Monday, July 18, 2011
After I got home and settled in, I watched today's movie - Victim, directed by Basil Dearden in 1961. It's not the most exciting movie, but it was really good. It's an important film, as Ebert points out, being the first movie to even use the word "homosexual", and one of the first of be so sympathetic to gay people. It doesn't feel groundbreaking anymore, because times are so different, but it's interesting to see this movie and think about it's context. It's also a good story with interesting characters, although I found it a little slow for my mood (which was overly-energetic because I finished my project).
Well, since it's late and I still have half of True Blood to watch (keepin' it classy), and no one complained yet, here's a summary that I love from IMDB: "A plea for reform of England's anti-sodomy statutes, this film pits Melville Farr, a married lawyer, against a blackmailer who has photos of Farr and a young gay man (who is being blackmailed and later commits suicide)in Farr's car. After the suicide, Farr tracks down other gay men being extorted for money by the same blackmailer. The well-educated police Detective Inspector Harris considers the sodomy law nothing more than an aid to blackmailers, and helps Farr in calling his blackmailer's bluff. The movie, far ahead of its time, ends with Farr and his wife coming to terms with his homosexuality after the public exposure he faces in the blackmailer's trial."
The film is not shocking anymore, but imagine when it came out. Ebert points out that homosexuality was still a crime during the release of this film, writing, "Recent critics find "Victim" timid in its treatment of homosexuality, but viewed in the context of Great Britain in 1961, it's a film of courage. How much courage can be gauged by the fact that it was originally banned from American screens simply because it used the word "homosexual." To be gay was a crime in the United States and the U.K., and the movie used the devices of film noir and thriller to make its argument, labeling laws against homosexuality "the blackmailer's charter." Indeed, 90 percent of all British blackmail cases had homosexuals as victims," (Great Movies II, 497).
It's hard to believe that a film could even be banned for just using a word. I mean, I actually have trouble digesting that fact. Is it just me? We've come so far from that, so quickly, that it seems impossible to understand. I also was surprised to learn that so many British blackmailing cases had homosexuals as the victims, as Ebert says above. Where I just looked at the movie as a thriller before, I felt like it had a new meaning after reading Ebert's essay. Many of the actors were gay, and to make a movie about a crime that seriously affected gay man in Britain seems very important, and almost more courageous than it first sounded (which is saying a lot!). They weren't just addressing the issue of homosexuality being illegal, but of blackmailing as well.
Although I understood the film in it's context, it was sometimes sort of strange to watch it. It's hard for me to understand that people ever hated each other so much, or judged people so harshly. I know that this still goes on, which saddens me further. Yes, we've come a long way from the 1960's, but things are still tough. I respect the film for confronting the issues it does, but it was a little hard, personally, for me to try to think about that time period. It doesn't make me hate the film or anything, it just made me sad, the same way watching the hatred in Milk made me sad - but I still loved the film.

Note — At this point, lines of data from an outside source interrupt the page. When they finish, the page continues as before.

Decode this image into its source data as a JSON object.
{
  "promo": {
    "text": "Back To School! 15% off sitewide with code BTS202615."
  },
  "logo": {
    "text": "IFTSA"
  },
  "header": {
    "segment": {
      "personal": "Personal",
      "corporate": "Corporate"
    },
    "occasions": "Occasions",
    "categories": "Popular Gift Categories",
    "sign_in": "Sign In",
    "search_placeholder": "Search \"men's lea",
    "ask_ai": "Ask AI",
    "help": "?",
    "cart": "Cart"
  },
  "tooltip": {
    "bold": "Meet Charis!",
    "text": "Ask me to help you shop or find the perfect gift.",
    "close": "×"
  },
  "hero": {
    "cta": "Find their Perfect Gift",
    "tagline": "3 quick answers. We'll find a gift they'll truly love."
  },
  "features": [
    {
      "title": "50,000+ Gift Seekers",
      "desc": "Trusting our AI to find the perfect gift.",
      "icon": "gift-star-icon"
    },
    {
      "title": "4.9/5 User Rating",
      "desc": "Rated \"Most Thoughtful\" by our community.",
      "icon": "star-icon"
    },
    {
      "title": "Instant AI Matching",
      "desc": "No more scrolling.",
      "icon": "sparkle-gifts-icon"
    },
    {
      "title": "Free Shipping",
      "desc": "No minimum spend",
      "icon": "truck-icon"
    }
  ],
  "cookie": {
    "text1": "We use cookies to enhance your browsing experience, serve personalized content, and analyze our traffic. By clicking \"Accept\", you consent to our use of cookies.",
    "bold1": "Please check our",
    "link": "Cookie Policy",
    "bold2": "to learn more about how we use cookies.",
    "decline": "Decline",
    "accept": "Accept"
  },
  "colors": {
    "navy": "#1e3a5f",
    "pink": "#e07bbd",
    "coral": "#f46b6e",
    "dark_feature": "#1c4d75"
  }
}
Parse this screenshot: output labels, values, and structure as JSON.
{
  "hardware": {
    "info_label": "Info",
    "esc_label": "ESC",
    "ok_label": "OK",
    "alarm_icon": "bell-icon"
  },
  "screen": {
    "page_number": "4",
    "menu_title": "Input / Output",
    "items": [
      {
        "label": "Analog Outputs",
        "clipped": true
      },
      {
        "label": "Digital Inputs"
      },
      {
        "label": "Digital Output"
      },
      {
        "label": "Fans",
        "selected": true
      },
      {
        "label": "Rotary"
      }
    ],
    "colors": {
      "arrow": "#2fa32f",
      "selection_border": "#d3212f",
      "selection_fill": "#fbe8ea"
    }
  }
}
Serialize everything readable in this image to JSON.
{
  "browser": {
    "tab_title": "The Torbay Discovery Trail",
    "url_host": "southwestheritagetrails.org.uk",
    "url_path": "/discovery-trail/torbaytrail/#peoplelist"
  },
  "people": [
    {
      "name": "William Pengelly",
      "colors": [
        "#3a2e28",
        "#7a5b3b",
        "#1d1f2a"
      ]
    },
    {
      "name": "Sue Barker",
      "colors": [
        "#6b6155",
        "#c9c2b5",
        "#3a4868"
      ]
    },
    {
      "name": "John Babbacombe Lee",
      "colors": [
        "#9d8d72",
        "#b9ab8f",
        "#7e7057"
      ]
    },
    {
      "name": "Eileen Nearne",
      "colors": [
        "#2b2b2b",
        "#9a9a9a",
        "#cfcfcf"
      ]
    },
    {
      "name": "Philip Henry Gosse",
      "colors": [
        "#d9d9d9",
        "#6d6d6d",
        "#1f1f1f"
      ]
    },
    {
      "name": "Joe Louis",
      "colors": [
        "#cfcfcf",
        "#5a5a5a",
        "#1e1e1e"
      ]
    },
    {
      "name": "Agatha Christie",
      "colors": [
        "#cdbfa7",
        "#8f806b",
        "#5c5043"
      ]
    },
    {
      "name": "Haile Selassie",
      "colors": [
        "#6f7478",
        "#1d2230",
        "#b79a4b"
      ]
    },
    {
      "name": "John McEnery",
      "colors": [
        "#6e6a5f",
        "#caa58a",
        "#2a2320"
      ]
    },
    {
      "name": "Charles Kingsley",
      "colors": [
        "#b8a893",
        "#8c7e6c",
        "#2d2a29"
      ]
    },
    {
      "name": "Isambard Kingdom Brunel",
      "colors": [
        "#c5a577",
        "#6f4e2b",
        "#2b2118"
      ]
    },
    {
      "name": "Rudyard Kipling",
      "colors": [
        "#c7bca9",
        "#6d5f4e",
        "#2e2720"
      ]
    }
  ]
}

Really, overall, I'm impressed by how much courage it took to make this film. Even now, sometimes it's hard for actors to play controversial roles and people judge the actual actors for the roles that they pick. I can't imagine what some of these actors might have gone through. Like I said, several of them were gay, and Ebert mentions that this movie was sort of a way for them to come out, he thinks. I thought that was interesting, and I would think it might have been empowering for them, since Ebert mentions that this was a great career move for the lead actor. Sort of rambly, but interesting to think about.
I love that this movie was able to use elements of noir and crime movies to get across a serious message. I don't think that a straight film about gay rights would have been received well in 1961, but the way the director went about this was genius. By hiding the message in a noir/thriller, he's able to disconnect himself and his film from the real message. If people read it as a film about gay rights, that's their problem, because he was just out making a crime film. It's very smart, you know?
I feel like I haven't written much about the movie, but so much of what makes it great is how it was made and it's history. It's worth checking out - it's streaming on Hulu right now and not too long of a watch. I really liked the film, because it had a great message and was so brave for it's time, but also had a neat crime thriller story as well. The acting was great, and it was really well-made. Let me know if you check it out!
Ebert's Great Movie Essay on Victim
Buy it on Amazon